In general, the set $\mathrm{Hom}(\pi_1(C),G)/G$ (where $G$ acts by conjugation) naturally parameterizes $G$-local systems.

For example, if $G=GL_n(\mathbb C)$, these are just ordinary local systems of vector spaces: a map from $\pi_1(C)$ to $GL_n(\mathbb C)$ describes the monodromy around loops in $C$, and conjugate maps correspond to isomorphic local systems. If $G=U(n)$, the character variety naturally parametrizes unitary local systems (i.e. the fibres have an inner product such that the monodromy is unitary).

As Mike comments, there are various theorems generally known as non-abelian Hodge theory which relate these topological objects to holomorphic objects. For example, on a closed curve, the Narashimhan-Seshadhri theorem gives a bijection between isomorphism classes of unitary local systems and degree 0 holomorphic vector bundles (with some stability condition).

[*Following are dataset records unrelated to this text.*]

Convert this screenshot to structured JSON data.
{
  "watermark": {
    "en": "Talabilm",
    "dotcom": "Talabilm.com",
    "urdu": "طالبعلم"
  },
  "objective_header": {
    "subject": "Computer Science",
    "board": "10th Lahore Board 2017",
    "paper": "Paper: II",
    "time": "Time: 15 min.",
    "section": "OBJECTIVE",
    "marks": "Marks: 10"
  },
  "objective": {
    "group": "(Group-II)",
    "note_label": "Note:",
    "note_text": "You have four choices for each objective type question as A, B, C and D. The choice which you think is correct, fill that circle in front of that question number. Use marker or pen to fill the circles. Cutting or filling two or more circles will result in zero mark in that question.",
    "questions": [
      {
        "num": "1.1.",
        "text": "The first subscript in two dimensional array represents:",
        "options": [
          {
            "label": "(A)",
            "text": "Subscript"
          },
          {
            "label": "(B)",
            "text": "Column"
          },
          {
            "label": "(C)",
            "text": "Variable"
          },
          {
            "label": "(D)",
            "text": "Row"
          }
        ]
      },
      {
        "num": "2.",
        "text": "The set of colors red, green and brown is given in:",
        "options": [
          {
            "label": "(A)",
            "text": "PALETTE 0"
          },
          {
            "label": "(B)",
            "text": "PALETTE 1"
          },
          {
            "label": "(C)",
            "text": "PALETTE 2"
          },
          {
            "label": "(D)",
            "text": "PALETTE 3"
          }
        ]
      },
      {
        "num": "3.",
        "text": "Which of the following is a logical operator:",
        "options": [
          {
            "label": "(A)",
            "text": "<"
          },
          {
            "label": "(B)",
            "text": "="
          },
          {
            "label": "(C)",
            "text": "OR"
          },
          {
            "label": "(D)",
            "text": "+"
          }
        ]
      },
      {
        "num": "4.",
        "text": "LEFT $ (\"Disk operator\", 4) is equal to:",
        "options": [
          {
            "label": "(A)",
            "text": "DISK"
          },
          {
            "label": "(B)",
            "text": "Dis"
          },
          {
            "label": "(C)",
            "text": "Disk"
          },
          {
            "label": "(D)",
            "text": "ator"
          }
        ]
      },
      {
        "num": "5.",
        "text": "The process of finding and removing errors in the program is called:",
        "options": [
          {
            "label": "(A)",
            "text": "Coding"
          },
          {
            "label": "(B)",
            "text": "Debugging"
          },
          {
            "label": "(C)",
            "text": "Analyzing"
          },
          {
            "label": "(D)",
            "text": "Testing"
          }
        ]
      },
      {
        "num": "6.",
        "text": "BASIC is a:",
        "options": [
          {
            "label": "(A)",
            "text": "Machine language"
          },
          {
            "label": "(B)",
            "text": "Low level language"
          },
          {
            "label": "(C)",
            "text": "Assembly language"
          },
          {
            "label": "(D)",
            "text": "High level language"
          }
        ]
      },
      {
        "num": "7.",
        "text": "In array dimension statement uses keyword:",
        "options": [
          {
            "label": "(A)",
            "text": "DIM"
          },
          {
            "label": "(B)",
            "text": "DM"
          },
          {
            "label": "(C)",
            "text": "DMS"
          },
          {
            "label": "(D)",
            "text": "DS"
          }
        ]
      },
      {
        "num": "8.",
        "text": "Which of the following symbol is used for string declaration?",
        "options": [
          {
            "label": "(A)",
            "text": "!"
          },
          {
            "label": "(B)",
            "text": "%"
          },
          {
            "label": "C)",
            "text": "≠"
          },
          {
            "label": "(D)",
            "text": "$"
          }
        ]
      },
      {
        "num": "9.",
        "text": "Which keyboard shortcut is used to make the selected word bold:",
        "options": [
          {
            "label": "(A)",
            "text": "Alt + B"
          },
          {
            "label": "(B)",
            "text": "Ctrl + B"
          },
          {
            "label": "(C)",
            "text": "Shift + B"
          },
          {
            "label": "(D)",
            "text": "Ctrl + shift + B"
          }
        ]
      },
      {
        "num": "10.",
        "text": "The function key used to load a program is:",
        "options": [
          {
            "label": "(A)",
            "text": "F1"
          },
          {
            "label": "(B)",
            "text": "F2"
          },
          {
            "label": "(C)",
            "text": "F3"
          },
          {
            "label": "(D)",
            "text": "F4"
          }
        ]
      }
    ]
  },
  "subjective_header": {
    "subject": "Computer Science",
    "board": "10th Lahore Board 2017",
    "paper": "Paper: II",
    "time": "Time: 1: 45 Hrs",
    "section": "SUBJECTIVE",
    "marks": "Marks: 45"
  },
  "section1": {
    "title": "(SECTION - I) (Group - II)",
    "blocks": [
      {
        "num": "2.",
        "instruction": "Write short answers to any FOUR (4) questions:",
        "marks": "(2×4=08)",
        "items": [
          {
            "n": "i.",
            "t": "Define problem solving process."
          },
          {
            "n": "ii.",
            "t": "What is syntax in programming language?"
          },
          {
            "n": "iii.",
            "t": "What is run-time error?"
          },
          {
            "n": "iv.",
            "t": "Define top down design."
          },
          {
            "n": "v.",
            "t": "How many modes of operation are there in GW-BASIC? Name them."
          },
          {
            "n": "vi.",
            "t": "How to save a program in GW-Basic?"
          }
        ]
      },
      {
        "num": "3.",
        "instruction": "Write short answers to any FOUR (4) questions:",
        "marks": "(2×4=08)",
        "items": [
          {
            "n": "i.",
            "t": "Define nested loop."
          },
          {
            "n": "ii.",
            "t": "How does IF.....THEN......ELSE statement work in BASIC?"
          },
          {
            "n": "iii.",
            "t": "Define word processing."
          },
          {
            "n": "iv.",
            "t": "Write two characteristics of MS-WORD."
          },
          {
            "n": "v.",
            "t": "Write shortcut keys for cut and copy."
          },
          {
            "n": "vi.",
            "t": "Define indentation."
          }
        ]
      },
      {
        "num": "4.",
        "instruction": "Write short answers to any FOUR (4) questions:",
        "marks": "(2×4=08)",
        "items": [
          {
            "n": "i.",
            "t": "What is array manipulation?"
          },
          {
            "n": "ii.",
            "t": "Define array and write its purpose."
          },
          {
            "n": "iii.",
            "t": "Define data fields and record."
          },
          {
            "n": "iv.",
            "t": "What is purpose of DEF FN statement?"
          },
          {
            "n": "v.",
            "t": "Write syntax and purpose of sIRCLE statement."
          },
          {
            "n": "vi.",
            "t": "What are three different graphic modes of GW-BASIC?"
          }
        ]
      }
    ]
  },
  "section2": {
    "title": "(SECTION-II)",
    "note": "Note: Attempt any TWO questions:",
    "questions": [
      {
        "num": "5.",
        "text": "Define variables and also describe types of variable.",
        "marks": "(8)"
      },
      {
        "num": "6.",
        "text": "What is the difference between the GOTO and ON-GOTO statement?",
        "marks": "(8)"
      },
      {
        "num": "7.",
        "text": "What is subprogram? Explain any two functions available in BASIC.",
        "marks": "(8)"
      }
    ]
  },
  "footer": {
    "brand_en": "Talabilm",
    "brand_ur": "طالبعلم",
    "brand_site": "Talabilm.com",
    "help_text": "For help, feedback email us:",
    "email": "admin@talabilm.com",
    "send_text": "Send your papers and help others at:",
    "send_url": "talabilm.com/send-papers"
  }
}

Similarly, there is a bijection between (iso classes of) all local systems and degree 0 Higgs bundles (with stability conditions).

These can be thought of as giving diffeomorphisms between the character variety and the moduli spaces which naturally parameterize these objects (note that for $G=GL_n(\mathbb C)$, the character variety has it's own complex structure, which does not pull back to the natural complex structure on the moduli of Higgs bundles under these diffeomorphisms).

There are similar results when the curve $C$ is not compact (i.e. has punctures) you have to be a bit more careful, and you may want to include extra data like a filtration of the bundle at the punctures, and constrain the monodromy around the punctures to lie in a particular conjugacy class.

I think this is discussed in the appendix to Wells' *Differential Analysis on Complex Manifolds* (written by Oscar Garcia-Prada), as well as in the papers of Narashimhan-Seshadhri, Hitchin, Donaldson, Corlette, Simpson etc...